Antidumping Duties: What You Need to Know

As any Customs broker can tell you, there are an ever-increasing number of antidumping duty cases filed. It is imperative that importers (and their brokers) understand this topic.  Dumping duties are tariffs imposed by a government when it believes foreign goods are being sold below their fair market value or cost of production.   The whole world does it. This practice of foreign goods being “dumped” below cost both skews the market and cripples domestic competitors.  In the United States it is not uncommon for antidumping duties to be implemented at rates of 100% or 200% of invoice value;  this is in hopes of protecting domestic competitors and insulating the market from below-cost distortion.  Ideally, this raises the goods’ U.S. sale price to something closer to the cost of production with some profit.  For a complete overview of the countervailing duty petition and investigation process please reference the following handbook released by the United States International Trade Commission: https://www.usitc.gov/trade_remedy/documents/handbook.pdf.

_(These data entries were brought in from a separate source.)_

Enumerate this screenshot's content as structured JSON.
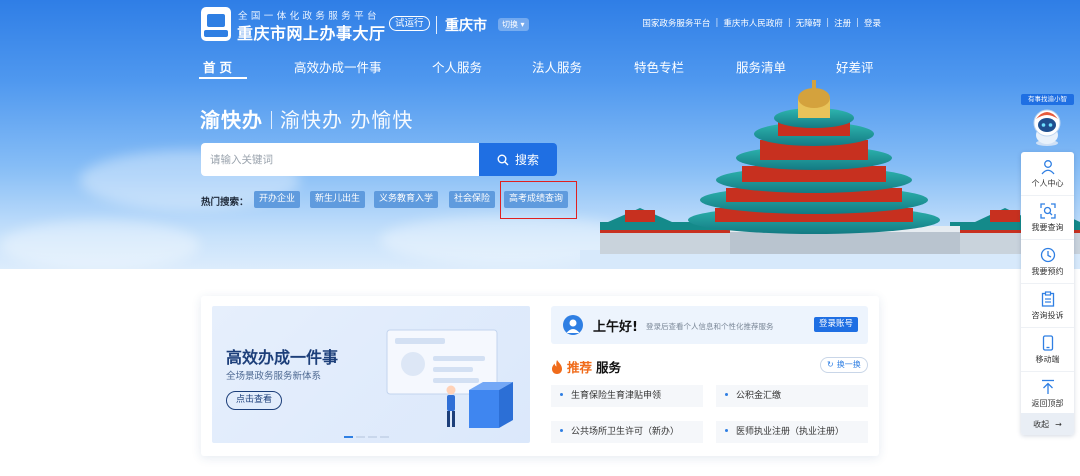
{
  "header": {
    "site_subtitle": "全国一体化政务服务平台",
    "site_title": "重庆市网上办事大厅",
    "trial_badge": "试运行",
    "city": "重庆市",
    "switch_label": "切换",
    "top_links": [
      "国家政务服务平台",
      "重庆市人民政府",
      "无障碍",
      "注册",
      "登录"
    ]
  },
  "nav": [
    "首页",
    "高效办成一件事",
    "个人服务",
    "法人服务",
    "特色专栏",
    "服务清单",
    "好差评"
  ],
  "hero": {
    "slogan_a": "渝快办",
    "slogan_b": "渝快办 办愉快"
  },
  "search": {
    "placeholder": "请输入关键词",
    "button": "搜索"
  },
  "hot": {
    "label": "热门搜索：",
    "tags": [
      "开办企业",
      "新生儿出生",
      "义务教育入学",
      "社会保险",
      "高考成绩查询"
    ]
  },
  "sidebar": {
    "badge": "有事找渝小智",
    "items": [
      "个人中心",
      "我要查询",
      "我要预约",
      "咨询投诉",
      "移动端",
      "返回顶部"
    ],
    "collapse": "收起"
  },
  "banner": {
    "title": "高效办成一件事",
    "subtitle": "全场景政务服务新体系",
    "button": "点击查看"
  },
  "greeting": {
    "title": "上午好!",
    "subtitle": "登录后查看个人信息和个性化推荐服务",
    "login": "登录账号"
  },
  "recommend": {
    "title_a": "推荐",
    "title_b": "服务",
    "refresh": "换一换",
    "items": [
      "生育保险生育津贴申领",
      "公积金汇缴",
      "公共场所卫生许可（新办）",
      "医师执业注册（执业注册）"
    ]
  },
  "colors": {
    "primary": "#1f6fe3",
    "hero_top": "#2f7ee6",
    "highlight": "#e02020",
    "orange": "#f06b1a"
  }
}
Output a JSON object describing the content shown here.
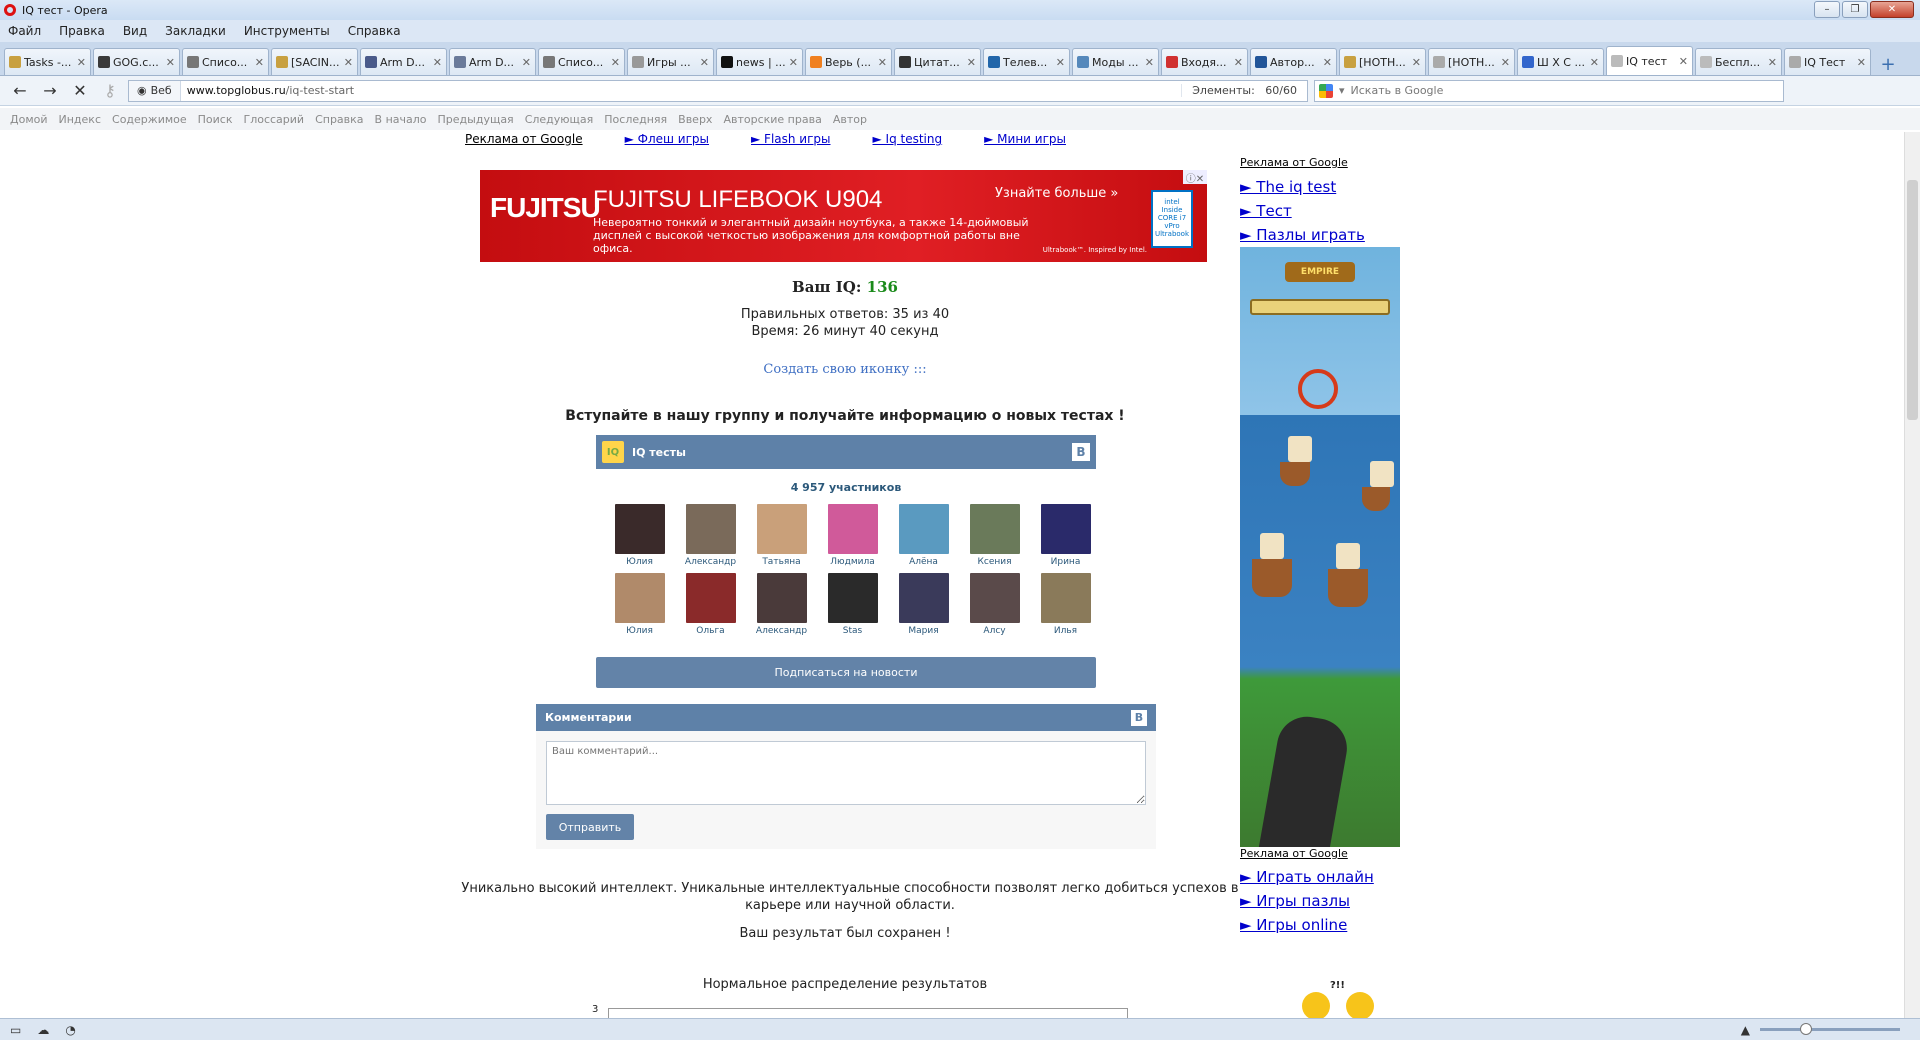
{
  "window": {
    "title": "IQ тест - Opera"
  },
  "menu": [
    "Файл",
    "Правка",
    "Вид",
    "Закладки",
    "Инструменты",
    "Справка"
  ],
  "tabs": [
    {
      "label": "Tasks -...",
      "color": "#c8a040"
    },
    {
      "label": "GOG.c...",
      "color": "#3a3a3a"
    },
    {
      "label": "Списо...",
      "color": "#777777"
    },
    {
      "label": "[SACIN...",
      "color": "#c8a040"
    },
    {
      "label": "Arm D...",
      "color": "#4a5a8a"
    },
    {
      "label": "Arm D...",
      "color": "#6a7a9a"
    },
    {
      "label": "Списо...",
      "color": "#777777"
    },
    {
      "label": "Игры ...",
      "color": "#999999"
    },
    {
      "label": "news | ...",
      "color": "#111111"
    },
    {
      "label": "Верь (...",
      "color": "#f08020"
    },
    {
      "label": "Цитат...",
      "color": "#333333"
    },
    {
      "label": "Телев...",
      "color": "#2266aa"
    },
    {
      "label": "Моды ...",
      "color": "#5588bb"
    },
    {
      "label": "Входя...",
      "color": "#d03030"
    },
    {
      "label": "Автор...",
      "color": "#225599"
    },
    {
      "label": "[НОТН...",
      "color": "#c8a040"
    },
    {
      "label": "[НОТН...",
      "color": "#aaaaaa"
    },
    {
      "label": "Ш Х С ...",
      "color": "#3366cc"
    },
    {
      "label": "IQ тест",
      "color": "#bbbbbb",
      "active": true
    },
    {
      "label": "Беспл...",
      "color": "#bbbbbb"
    },
    {
      "label": "IQ Тест",
      "color": "#aaaaaa"
    }
  ],
  "address": {
    "badge": "Веб",
    "domain": "www.topglobus.ru",
    "path": "/iq-test-start",
    "elements_label": "Элементы:",
    "elements_value": "60/60",
    "search_placeholder": "Искать в Google"
  },
  "navlinks": [
    "Домой",
    "Индекс",
    "Содержимое",
    "Поиск",
    "Глоссарий",
    "Справка",
    "В начало",
    "Предыдущая",
    "Следующая",
    "Последняя",
    "Вверх",
    "Авторские права",
    "Автор"
  ],
  "top_ads": {
    "label": "Реклама от Google",
    "links": [
      "► Флеш игры",
      "► Flash игры",
      "► Iq testing",
      "► Мини игры"
    ]
  },
  "banner": {
    "brand": "FUJITSU",
    "headline": "FUJITSU LIFEBOOK U904",
    "description": "Невероятно тонкий и элегантный дизайн ноутбука, а также 14-дюймовый дисплей с высокой четкостью изображения для комфортной работы вне офиса.",
    "more": "Узнайте больше »",
    "tagline": "Ultrabook™. Inspired by Intel.",
    "intel_badge": "intel Inside CORE i7 vPro Ultrabook"
  },
  "result": {
    "iq_label": "Ваш IQ:",
    "iq_value": "136",
    "correct": "Правильных ответов: 35 из 40",
    "time": "Время: 26 минут 40 секунд",
    "create_icon": "Создать свою иконку :::"
  },
  "group": {
    "heading": "Вступайте в нашу группу и получайте информацию о новых тестах !",
    "name": "IQ тесты",
    "vk_letter": "В",
    "members_count": "4 957 участников",
    "members": [
      {
        "name": "Юлия",
        "color": "#3a2a2a"
      },
      {
        "name": "Александр",
        "color": "#7a6a5a"
      },
      {
        "name": "Татьяна",
        "color": "#c9a07a"
      },
      {
        "name": "Людмила",
        "color": "#d05a9a"
      },
      {
        "name": "Алёна",
        "color": "#5a9ac0"
      },
      {
        "name": "Ксения",
        "color": "#6a7a5a"
      },
      {
        "name": "Ирина",
        "color": "#2a2a6a"
      },
      {
        "name": "Юлия",
        "color": "#b08a6a"
      },
      {
        "name": "Ольга",
        "color": "#8a2a2a"
      },
      {
        "name": "Александр",
        "color": "#4a3a3a"
      },
      {
        "name": "Stas",
        "color": "#2a2a2a"
      },
      {
        "name": "Мария",
        "color": "#3a3a5a"
      },
      {
        "name": "Алсу",
        "color": "#5a4a4a"
      },
      {
        "name": "Илья",
        "color": "#8a7a5a"
      }
    ],
    "subscribe": "Подписаться на новости"
  },
  "comments": {
    "title": "Комментарии",
    "placeholder": "Ваш комментарий...",
    "send": "Отправить"
  },
  "summary": {
    "description": "Уникально высокий интеллект. Уникальные интеллектуальные способности позволят легко добиться успехов в карьере или научной области.",
    "saved": "Ваш результат был сохранен !",
    "distribution_title": "Нормальное распределение результатов",
    "distribution_axis_value": "3"
  },
  "side_ads": {
    "label_top": "Реклама от Google",
    "links_top": [
      "► The iq test",
      "► Тест",
      "► Пазлы играть"
    ],
    "game_logo": "EMPIRE",
    "label_bottom": "Реклама от Google",
    "links_bottom": [
      "► Играть онлайн",
      "► Игры пазлы",
      "► Игры online"
    ]
  },
  "smiley_caption": "?!!"
}
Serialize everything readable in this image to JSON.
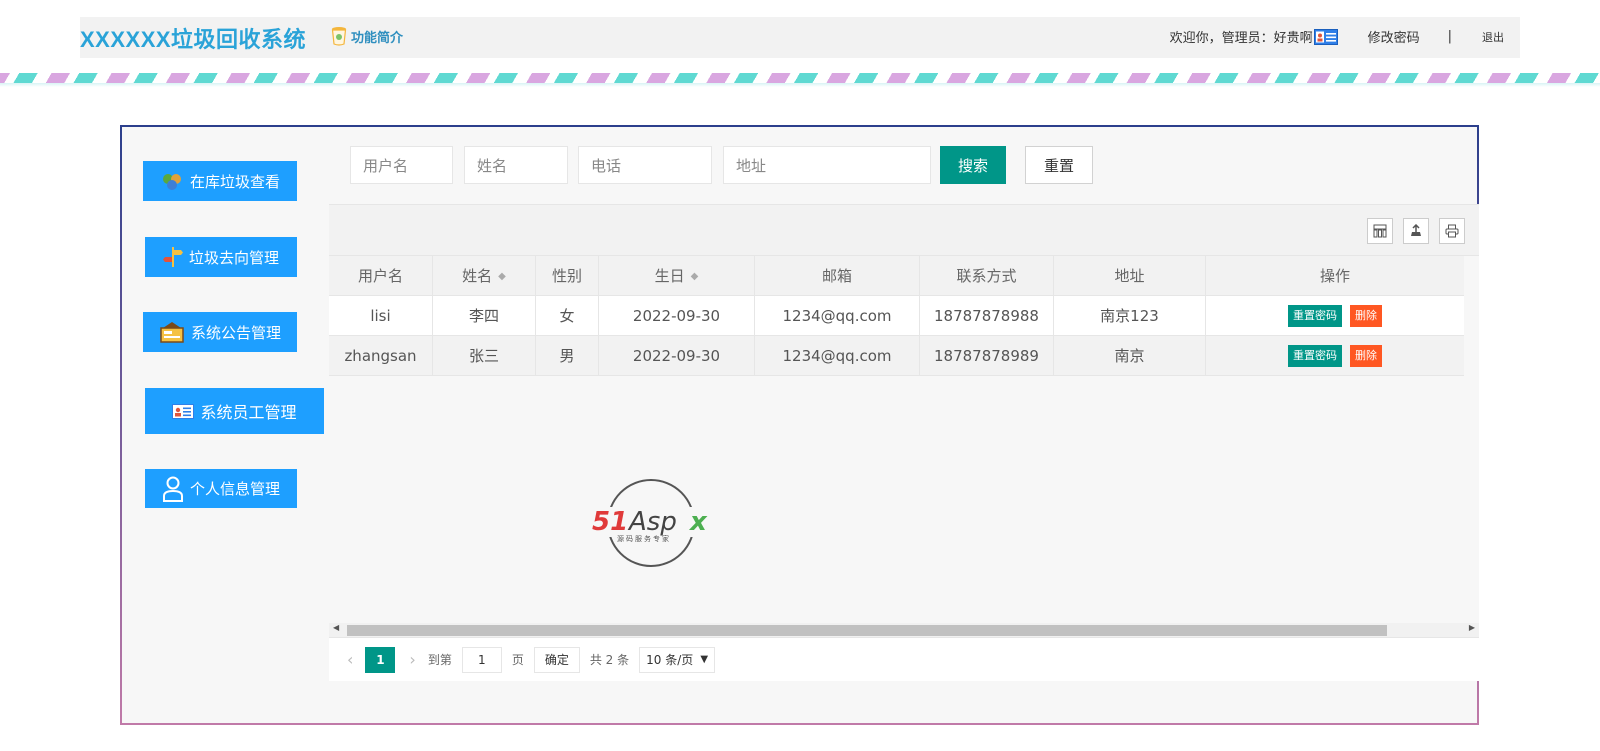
{
  "header": {
    "app_title": "XXXXXX垃圾回收系统",
    "intro_link": "功能简介",
    "welcome": "欢迎你，管理员：好贵啊",
    "change_password": "修改密码",
    "separator": "|",
    "logout": "退出"
  },
  "sidebar": {
    "items": [
      {
        "label": "在库垃圾查看",
        "icon": "recycle-icon"
      },
      {
        "label": "垃圾去向管理",
        "icon": "signpost-icon"
      },
      {
        "label": "系统公告管理",
        "icon": "notice-board-icon"
      },
      {
        "label": "系统员工管理",
        "icon": "id-card-icon"
      },
      {
        "label": "个人信息管理",
        "icon": "person-icon"
      }
    ]
  },
  "search": {
    "username_placeholder": "用户名",
    "name_placeholder": "姓名",
    "phone_placeholder": "电话",
    "address_placeholder": "地址",
    "search_label": "搜索",
    "reset_label": "重置"
  },
  "table": {
    "columns": [
      "用户名",
      "姓名",
      "性别",
      "生日",
      "邮箱",
      "联系方式",
      "地址",
      "操作"
    ],
    "sortable": [
      "姓名",
      "生日"
    ],
    "rows": [
      {
        "username": "lisi",
        "name": "李四",
        "gender": "女",
        "birthday": "2022-09-30",
        "email": "1234@qq.com",
        "phone": "18787878988",
        "address": "南京123"
      },
      {
        "username": "zhangsan",
        "name": "张三",
        "gender": "男",
        "birthday": "2022-09-30",
        "email": "1234@qq.com",
        "phone": "18787878989",
        "address": "南京"
      }
    ],
    "row_actions": {
      "reset_password": "重置密码",
      "delete": "删除"
    }
  },
  "pager": {
    "current_page": "1",
    "goto_prefix": "到第",
    "goto_value": "1",
    "goto_suffix": "页",
    "confirm": "确定",
    "total": "共 2 条",
    "page_size": "10 条/页"
  },
  "watermark": {
    "brand": "51Aspx",
    "tagline": "源码服务专家"
  },
  "colors": {
    "primary_blue": "#1e9fff",
    "teal": "#009688",
    "danger": "#ff5722",
    "title_blue": "#2aa3d8"
  }
}
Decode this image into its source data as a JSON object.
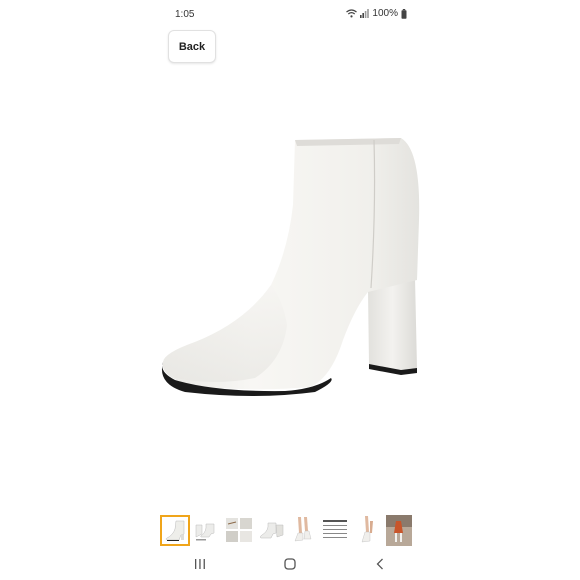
{
  "status_bar": {
    "time": "1:05",
    "battery": "100%",
    "icons": [
      "wifi-icon",
      "signal-icon",
      "battery-icon"
    ]
  },
  "header": {
    "back_label": "Back"
  },
  "product": {
    "image": "white-pointed-toe-block-heel-ankle-boot"
  },
  "thumbnails": {
    "count": 8,
    "selected_index": 0
  },
  "nav_bar": {
    "icons": [
      "recent-apps-icon",
      "home-icon",
      "back-nav-icon"
    ]
  },
  "colors": {
    "selected_thumb_border": "#f0a51a",
    "boot_white": "#f3f2ef",
    "sole_black": "#1a1a1a"
  }
}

Antidumping duties can be crippling to companies who do not realize they are subject to such payments, which is why it is extremely important to be aware of which duties pertain to the products you import. At this time we have people who sold goods three years ago being advised that they owe 214% duty!  Can you imagine the devastating surprise?   The Mooney Law Firm is involved in antidumping cases involving products such as seafood, ball bearings, solar panels, oversized tires, garlic, auto parts, wooden bedroom furniture,  refrigerator parts, and more; this range of products demonstrates that antidumping cases can be brought in virtually all industries.  As the importer, you are responsible for determining which duties apply to the goods you import.  In addition to payment of back duties, the fines for neglecting to pay these antidumping duties on time are significant, which is why it is critical to be attentive and accountable for what you are importing.   You don’t want that 214% duty bill some years after the goods have been sold!  You are able to search by case number in the following database categorizing all of the active antidumping and countervailing duty cases: http://adcvd.cbp.dhs.gov/adcvdweb/ad_cvd_msgs?utf8=%E2%9C%93&commit=View+most+recent+messages.

Note that the agency responsible for enforcing antidumping duties is the Department of Commerce: most mistakenly assume it is Customs.  Under the umbrella of the DOC, the United States International Trade Commission is the federal agency in charge of investigating claims of dumping.  As an importer you have an obligation to be accountable for the product you bring in, and an important piece of this is abiding by the proper duty payments.